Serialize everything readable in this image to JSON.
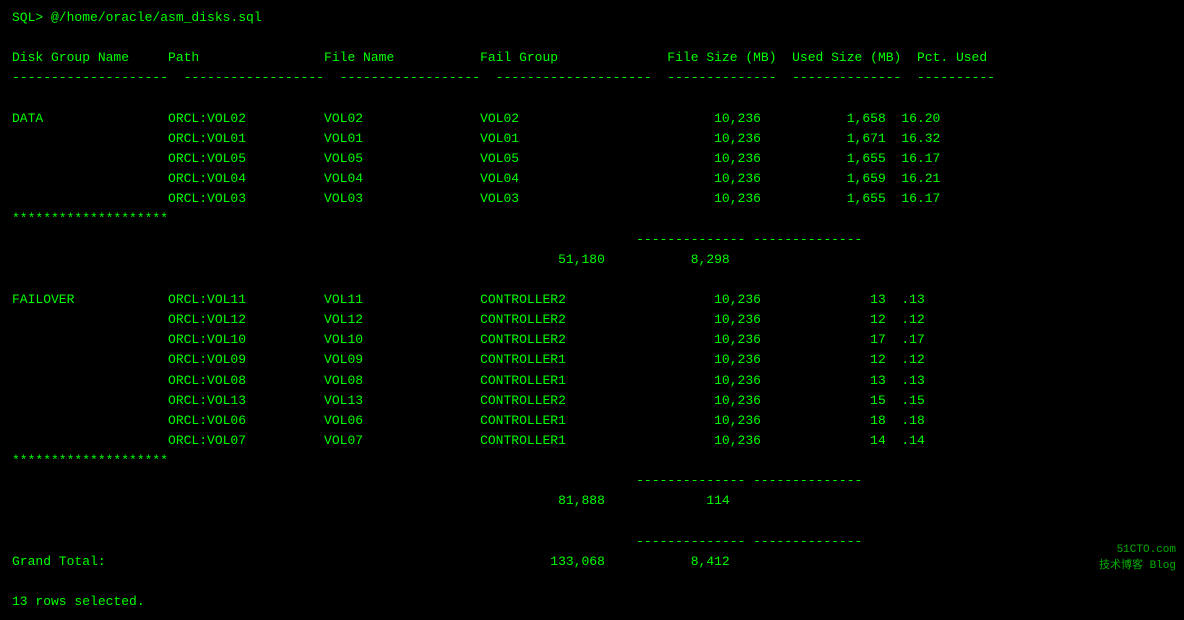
{
  "terminal": {
    "prompt_line": "SQL> @/home/oracle/asm_disks.sql",
    "header": {
      "col1": "Disk Group Name",
      "col2": "Path",
      "col3": "File Name",
      "col4": "Fail Group",
      "col5": "File Size (MB)",
      "col6": "Used Size (MB)",
      "col7": "Pct. Used"
    },
    "separator": "--------------------  ------------------  ------------------  ------------------  --------------  --------------  ----------",
    "data_section": [
      {
        "group": "DATA",
        "path": "ORCL:VOL02",
        "file": "VOL02",
        "fail": "VOL02",
        "filesize": "10,236",
        "usedsize": "1,658",
        "pct": "16.20"
      },
      {
        "group": "",
        "path": "ORCL:VOL01",
        "file": "VOL01",
        "fail": "VOL01",
        "filesize": "10,236",
        "usedsize": "1,671",
        "pct": "16.32"
      },
      {
        "group": "",
        "path": "ORCL:VOL05",
        "file": "VOL05",
        "fail": "VOL05",
        "filesize": "10,236",
        "usedsize": "1,655",
        "pct": "16.17"
      },
      {
        "group": "",
        "path": "ORCL:VOL04",
        "file": "VOL04",
        "fail": "VOL04",
        "filesize": "10,236",
        "usedsize": "1,659",
        "pct": "16.21"
      },
      {
        "group": "",
        "path": "ORCL:VOL03",
        "file": "VOL03",
        "fail": "VOL03",
        "filesize": "10,236",
        "usedsize": "1,655",
        "pct": "16.17"
      }
    ],
    "data_stars": "********************",
    "data_subtotal_sep": "              --------------  --------------",
    "data_subtotal": {
      "filesize": "51,180",
      "usedsize": "8,298"
    },
    "failover_section": [
      {
        "group": "FAILOVER",
        "path": "ORCL:VOL11",
        "file": "VOL11",
        "fail": "CONTROLLER2",
        "filesize": "10,236",
        "usedsize": "13",
        "pct": ".13"
      },
      {
        "group": "",
        "path": "ORCL:VOL12",
        "file": "VOL12",
        "fail": "CONTROLLER2",
        "filesize": "10,236",
        "usedsize": "12",
        "pct": ".12"
      },
      {
        "group": "",
        "path": "ORCL:VOL10",
        "file": "VOL10",
        "fail": "CONTROLLER2",
        "filesize": "10,236",
        "usedsize": "17",
        "pct": ".17"
      },
      {
        "group": "",
        "path": "ORCL:VOL09",
        "file": "VOL09",
        "fail": "CONTROLLER1",
        "filesize": "10,236",
        "usedsize": "12",
        "pct": ".12"
      },
      {
        "group": "",
        "path": "ORCL:VOL08",
        "file": "VOL08",
        "fail": "CONTROLLER1",
        "filesize": "10,236",
        "usedsize": "13",
        "pct": ".13"
      },
      {
        "group": "",
        "path": "ORCL:VOL13",
        "file": "VOL13",
        "fail": "CONTROLLER2",
        "filesize": "10,236",
        "usedsize": "15",
        "pct": ".15"
      },
      {
        "group": "",
        "path": "ORCL:VOL06",
        "file": "VOL06",
        "fail": "CONTROLLER1",
        "filesize": "10,236",
        "usedsize": "18",
        "pct": ".18"
      },
      {
        "group": "",
        "path": "ORCL:VOL07",
        "file": "VOL07",
        "fail": "CONTROLLER1",
        "filesize": "10,236",
        "usedsize": "14",
        "pct": ".14"
      }
    ],
    "failover_stars": "********************",
    "failover_subtotal_sep": "              --------------  --------------",
    "failover_subtotal": {
      "filesize": "81,888",
      "usedsize": "114"
    },
    "grand_sep": "              --------------  --------------",
    "grand_total_label": "Grand Total:",
    "grand_total": {
      "filesize": "133,068",
      "usedsize": "8,412"
    },
    "footer": "13 rows selected.",
    "watermark_line1": "51CTO.com",
    "watermark_line2": "技术博客  Blog"
  }
}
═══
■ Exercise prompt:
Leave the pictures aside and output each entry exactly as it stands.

■ Answer to this task:
Serialize everything readable in this image to JSON.
{
  "terminal": {
    "prompt_line": "SQL> @/home/oracle/asm_disks.sql",
    "header": {
      "col1": "Disk Group Name",
      "col2": "Path",
      "col3": "File Name",
      "col4": "Fail Group",
      "col5": "File Size (MB)",
      "col6": "Used Size (MB)",
      "col7": "Pct. Used"
    },
    "separator": "--------------------  ------------------  ------------------  ------------------  --------------  --------------  ----------",
    "data_section": [
      {
        "group": "DATA",
        "path": "ORCL:VOL02",
        "file": "VOL02",
        "fail": "VOL02",
        "filesize": "10,236",
        "usedsize": "1,658",
        "pct": "16.20"
      },
      {
        "group": "",
        "path": "ORCL:VOL01",
        "file": "VOL01",
        "fail": "VOL01",
        "filesize": "10,236",
        "usedsize": "1,671",
        "pct": "16.32"
      },
      {
        "group": "",
        "path": "ORCL:VOL05",
        "file": "VOL05",
        "fail": "VOL05",
        "filesize": "10,236",
        "usedsize": "1,655",
        "pct": "16.17"
      },
      {
        "group": "",
        "path": "ORCL:VOL04",
        "file": "VOL04",
        "fail": "VOL04",
        "filesize": "10,236",
        "usedsize": "1,659",
        "pct": "16.21"
      },
      {
        "group": "",
        "path": "ORCL:VOL03",
        "file": "VOL03",
        "fail": "VOL03",
        "filesize": "10,236",
        "usedsize": "1,655",
        "pct": "16.17"
      }
    ],
    "data_stars": "********************",
    "data_subtotal_sep": "              --------------  --------------",
    "data_subtotal": {
      "filesize": "51,180",
      "usedsize": "8,298"
    },
    "failover_section": [
      {
        "group": "FAILOVER",
        "path": "ORCL:VOL11",
        "file": "VOL11",
        "fail": "CONTROLLER2",
        "filesize": "10,236",
        "usedsize": "13",
        "pct": ".13"
      },
      {
        "group": "",
        "path": "ORCL:VOL12",
        "file": "VOL12",
        "fail": "CONTROLLER2",
        "filesize": "10,236",
        "usedsize": "12",
        "pct": ".12"
      },
      {
        "group": "",
        "path": "ORCL:VOL10",
        "file": "VOL10",
        "fail": "CONTROLLER2",
        "filesize": "10,236",
        "usedsize": "17",
        "pct": ".17"
      },
      {
        "group": "",
        "path": "ORCL:VOL09",
        "file": "VOL09",
        "fail": "CONTROLLER1",
        "filesize": "10,236",
        "usedsize": "12",
        "pct": ".12"
      },
      {
        "group": "",
        "path": "ORCL:VOL08",
        "file": "VOL08",
        "fail": "CONTROLLER1",
        "filesize": "10,236",
        "usedsize": "13",
        "pct": ".13"
      },
      {
        "group": "",
        "path": "ORCL:VOL13",
        "file": "VOL13",
        "fail": "CONTROLLER2",
        "filesize": "10,236",
        "usedsize": "15",
        "pct": ".15"
      },
      {
        "group": "",
        "path": "ORCL:VOL06",
        "file": "VOL06",
        "fail": "CONTROLLER1",
        "filesize": "10,236",
        "usedsize": "18",
        "pct": ".18"
      },
      {
        "group": "",
        "path": "ORCL:VOL07",
        "file": "VOL07",
        "fail": "CONTROLLER1",
        "filesize": "10,236",
        "usedsize": "14",
        "pct": ".14"
      }
    ],
    "failover_stars": "********************",
    "failover_subtotal_sep": "              --------------  --------------",
    "failover_subtotal": {
      "filesize": "81,888",
      "usedsize": "114"
    },
    "grand_sep": "              --------------  --------------",
    "grand_total_label": "Grand Total:",
    "grand_total": {
      "filesize": "133,068",
      "usedsize": "8,412"
    },
    "footer": "13 rows selected.",
    "watermark_line1": "51CTO.com",
    "watermark_line2": "技术博客  Blog"
  }
}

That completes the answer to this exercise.